Foodservice Sees Amazon in the Rearview Mirror

Lara Sowinski

The so-called Amazon Effect has many industries—including foodservice—grappling with how this retail behemoth and its dominance in e-commerce will potentially impact their home turf.

Mark Allen, president and CEO of the International Foodservice Distributors Association (IFDA) examined this topic in the group’s recent Executive Update newsletter. According to Allen, while Amazon “isn’t currently targeting the foodservice operator with their offerings…given their core capabilities and the investments they are making and strategies they are employing, it also wouldn’t be much of a stretch to envision them having an impact on foodservice distribution.”

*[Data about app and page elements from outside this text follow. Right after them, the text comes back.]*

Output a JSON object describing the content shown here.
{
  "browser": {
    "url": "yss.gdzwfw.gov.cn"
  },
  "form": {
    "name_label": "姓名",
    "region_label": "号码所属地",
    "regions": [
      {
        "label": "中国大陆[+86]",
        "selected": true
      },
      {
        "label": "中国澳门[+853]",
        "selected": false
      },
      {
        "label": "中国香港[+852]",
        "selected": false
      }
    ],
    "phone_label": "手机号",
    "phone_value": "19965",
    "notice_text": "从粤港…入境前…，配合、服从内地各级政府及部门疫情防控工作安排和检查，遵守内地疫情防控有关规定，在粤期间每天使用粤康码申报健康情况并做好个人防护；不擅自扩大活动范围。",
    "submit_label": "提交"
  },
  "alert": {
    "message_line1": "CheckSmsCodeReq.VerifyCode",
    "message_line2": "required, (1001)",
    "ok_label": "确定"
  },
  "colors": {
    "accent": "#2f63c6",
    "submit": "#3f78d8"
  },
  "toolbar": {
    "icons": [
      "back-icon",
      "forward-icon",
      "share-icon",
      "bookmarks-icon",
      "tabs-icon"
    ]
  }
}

Where Amazon and other successful e-commerce players get it right is with their customer experience. Make it easy for customers to shop, order, read reviews, and return items if necessary. That’s the not-so-secret sauce that any company engaged in e-commerce should aspire to, whether B2C or B2B.

Furthermore, Allen identifies six ways that Amazon uses to stay ahead in the e-commerce space; all of which could work equally well for foodservice distributors. They include:

1. Amazon has a relentless, enterprise-wide focus on the customer. EVERYTHING starts with the customer;

2. They love to invent and pioneer (and don’t see a need to protect legacy revenues);

3. They are making tremendous, continuous investments in infrastructure;

4. They are intently focused on having much more control over their deliveries/last mile;

5. Their growth model is simple and focused on continuously driving greater volume;

6. They have a huge data advantage (think GS1—complete and accurate data).


Foodservice distributors cannot afford to lose market share, warns Allen. Even if Amazon avoids taking “direct aim” at the industry, they could “nibble around the edges.” When you consider that Amazon is in the midst of adding 91 million square feet of warehouse space to their network, much of it multi-temp, with a goal of providing same-day delivery to 80 percent of the U.S. population with 80 percent of their products, then it’s time to sit up and take notice, he says.

However, the foodservice industry does have an advantage, Allen reassures. Unlike the Amazon model that relies on technology interacting with humans, foodservice is about humans interacting with humans and providing a high level of value-added service and information.

Great advice for any industry who doesn’t want Amazon to smoke them in the passing lane.

Enjoy the read.